        I was told they needed a letter from my GP or consultant no more than 3 months old. My consultant I see once a year (and this year was supposed to be a telephone consultation but it was cancelled because she was ill, and have heard no more about it). When I enquired at the GP surgery I was told requests could take up to 8 weeks and would cost £30.

        I do have a letter that is very detailed about what I need to carry and why, but it’s way over 3 months old. I will need to carry this equipment forever, so while I might get away with requesting an updated letter from my consultant every few years, I certainly can’t get one every 3 months, which is what I’d need for next year.

        However, it’s not been an issue previously because we tend to only do 2 or 3 night trips with easyJet, so can fit all my equipment and clothes in one case (or sneak a few bits in my husband’s if necessary!).

        • ChrisBCN says:

          Personally I would get a letter electronically and change the date on it myself… The hurdles they have given you are unfair.

        • Adam says:

          Hi Jody. i’m a GP and it really is not acceptable that it should take eight weeks to get a letter from the practice. I also do not charge for this kind of letter as it is because of medical necessity and not of choice..

          • Jody says:

            If only you worked at my practice!! Things might be different now at mine, but I doubt it. There is a list up of everything they charge for, and medical letters are part of that. I guess they see it as extra admin (which obviously it is) so have decided to charge to try and put people off. Why it’s up to 8 weeks though I have no idea. Also, I would basically have to dictate the letter to my GP, the surgery I’ve had is pretty unusual, and apart from the fact they sign off my prescription requests each month (I order from an external specialist supplier) they would have very little clue as to how I deal with things on a day to day basis, and what I would need to take with me and why.

            It doesn’t say anything on the easyJet website about the medical letter needing to be dated within 3 months, so I guess when I speak to the contact centre I’ll have to push that.

            As an aside, I normally use special assistance at Luton, which is where we take our easyJet flights from, and that tends to mean we bypass the gate, so would be interesting to see there (I can’t imagine they would stop me at the plane door, although I guess stranger things have happened!).

    • Lady London says:

      I do not believe they can change their terms after you booked.

    • Lady London says:

      Medical equipment is exempt Jody.
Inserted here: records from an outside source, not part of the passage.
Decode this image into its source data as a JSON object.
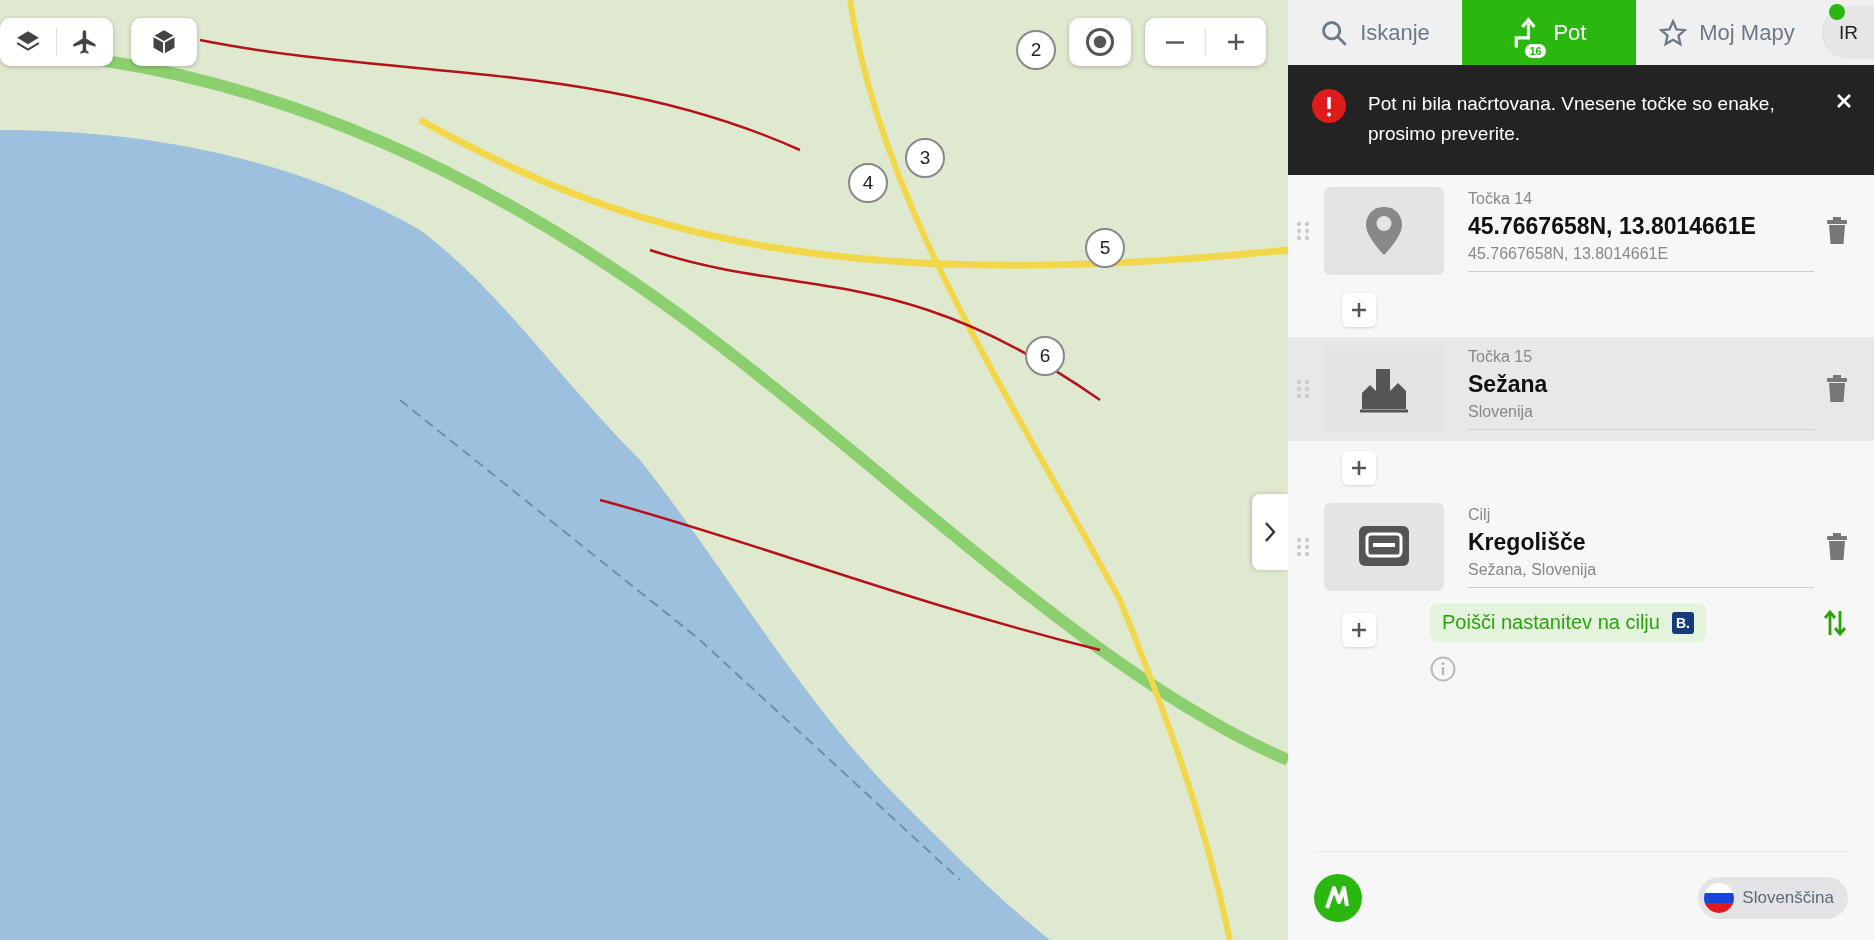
{
  "map": {
    "markers": [
      {
        "label": "2"
      },
      {
        "label": "3"
      },
      {
        "label": "4"
      },
      {
        "label": "5"
      },
      {
        "label": "6"
      }
    ]
  },
  "tabs": [
    {
      "kind": "search",
      "label": "Iskanje",
      "selected": false
    },
    {
      "kind": "route",
      "label": "Pot",
      "badge": "16",
      "selected": true
    },
    {
      "kind": "star",
      "label": "Moj Mapy",
      "selected": false
    }
  ],
  "user": {
    "initials": "IR"
  },
  "toast": {
    "message": "Pot ni bila načrtovana. Vnesene točke so enake, prosimo preverite."
  },
  "waypoints": [
    {
      "kind": "pin",
      "label": "Točka 14",
      "name": "45.7667658N, 13.8014661E",
      "detail": "45.7667658N, 13.8014661E",
      "selected": false
    },
    {
      "kind": "city",
      "label": "Točka 15",
      "name": "Sežana",
      "detail": "Slovenija",
      "selected": true
    },
    {
      "kind": "venue",
      "label": "Cilj",
      "name": "Kregolišče",
      "detail": "Sežana, Slovenija",
      "selected": false
    }
  ],
  "accommodation": {
    "label": "Poišči nastanitev na cilju",
    "badge": "B."
  },
  "language": {
    "label": "Slovenščina"
  }
}
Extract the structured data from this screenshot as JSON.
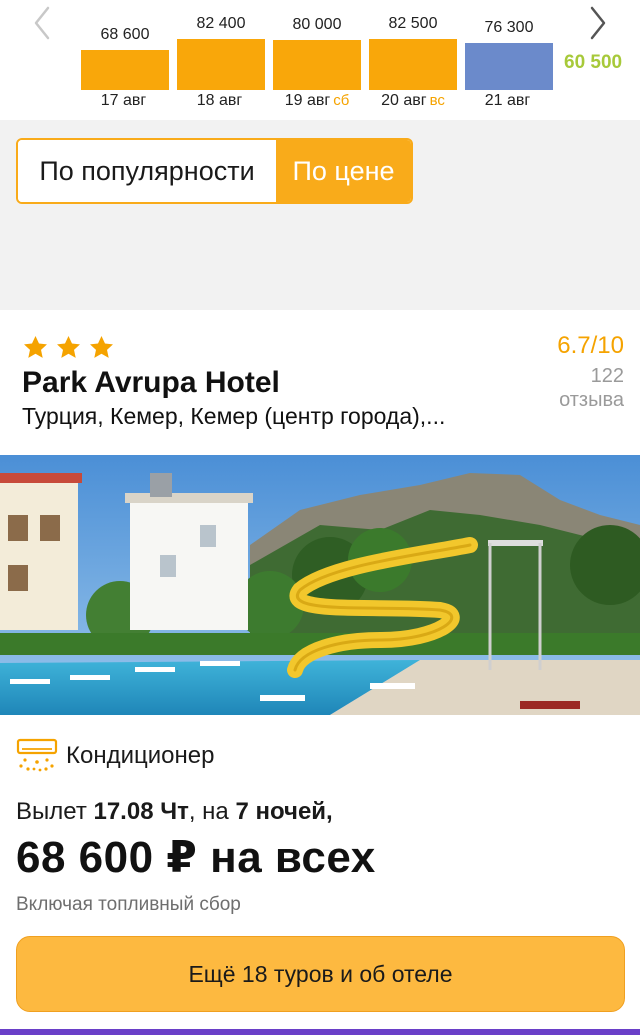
{
  "calendar": {
    "days": [
      {
        "price": "68 600",
        "date": "17 авг",
        "weekday": "",
        "color": "#f9a70a",
        "level": 0.55
      },
      {
        "price": "82 400",
        "date": "18 авг",
        "weekday": "",
        "color": "#f9a70a",
        "level": 0.7
      },
      {
        "price": "80 000",
        "date": "19 авг",
        "weekday": "сб",
        "color": "#f9a70a",
        "level": 0.68
      },
      {
        "price": "82 500",
        "date": "20 авг",
        "weekday": "вс",
        "color": "#f9a70a",
        "level": 0.7
      },
      {
        "price": "76 300",
        "date": "21 авг",
        "weekday": "",
        "color": "#6b8acb",
        "level": 0.64
      }
    ],
    "extra_price": "60 500",
    "prev_icon": "chevron-left-icon",
    "next_icon": "chevron-right-icon"
  },
  "sort": {
    "popular_label": "По популярности",
    "price_label": "По цене",
    "active": "price"
  },
  "hotel": {
    "stars": 3,
    "name": "Park Avrupa Hotel",
    "location": "Турция, Кемер, Кемер (центр города),...",
    "rating_score": "6.7/10",
    "rating_count": "122",
    "rating_count_label": "отзыва"
  },
  "amenity": {
    "icon": "air-conditioner-icon",
    "label": "Кондиционер"
  },
  "offer": {
    "departure_prefix": "Вылет ",
    "departure_date": "17.08 Чт",
    "departure_mid": ", на ",
    "nights": "7 ночей",
    "departure_suffix": ",",
    "price": "68 600 ₽ на всех",
    "note": "Включая топливный сбор",
    "more_button": "Ещё 18 туров и об отеле"
  },
  "colors": {
    "accent": "#f9ab1a",
    "rating": "#f5a300",
    "bar_orange": "#f9a70a",
    "bar_blue": "#6b8acb",
    "extra_price": "#a7c93a",
    "bottom_stripe": "#6a3fc8"
  }
}
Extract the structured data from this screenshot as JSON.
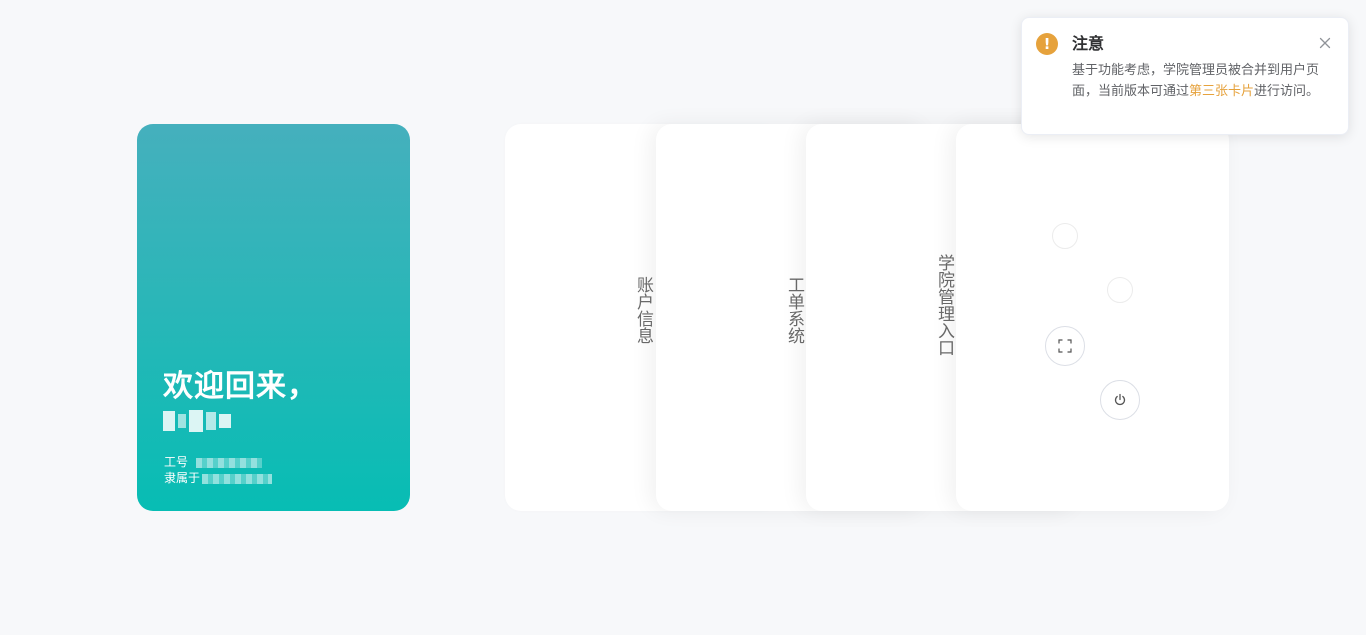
{
  "welcome": {
    "greeting": "欢迎回来，",
    "employee_id_label": "工号",
    "belongs_to_label": "隶属于"
  },
  "cards": [
    {
      "label": "账户信息"
    },
    {
      "label": "工单系统"
    },
    {
      "label": "学院管理入口"
    },
    {
      "label": ""
    }
  ],
  "icons": {
    "fullscreen": "fullscreen-icon",
    "power": "power-icon",
    "warning": "warning-icon",
    "close": "close-icon"
  },
  "notification": {
    "icon_glyph": "!",
    "title": "注意",
    "body_before": "基于功能考虑，学院管理员被合并到用户页面，当前版本可通过",
    "body_link": "第三张卡片",
    "body_after": "进行访问。"
  },
  "colors": {
    "accent_teal": "#07bdb4",
    "warning": "#e6a23c"
  }
}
See the Martin Lewis explanation.

  • Carl says:

    Easyjet were the only one of the low cost carriers I was still willing to book. Still though, I’m sure they’ll do just fine without my business just as Ryanair and Wizz do.

  • Pete says:

    How long before BA go down this path? They could be market-leading among “full service” airlines in at least something! 😛

  • Optimus Prime says:

    Race to the bottom! If Alex Cruz were still around, he’d start considering this…

  • bill says:

    i was hoping flight club memberswere exempt from this but havent found anything to give me such hope. its wierd that the overhead lockers in the rear of the plane will be empty. surely theres money to be made by charging for the first 90 or so large cabin bags like ryanair do. (not that i agree with it) but this just seems wierd

    • timmy says:

      Flight Club has become useless for me. Haven’t had any benefit from it at all.

      The call centre staff are rude and not good.

    • Alan says:

      Must also complicate loading the plane, if they end up with a packed front section and empty rear section the plane won’t be able to get off the ground at the end of the runway.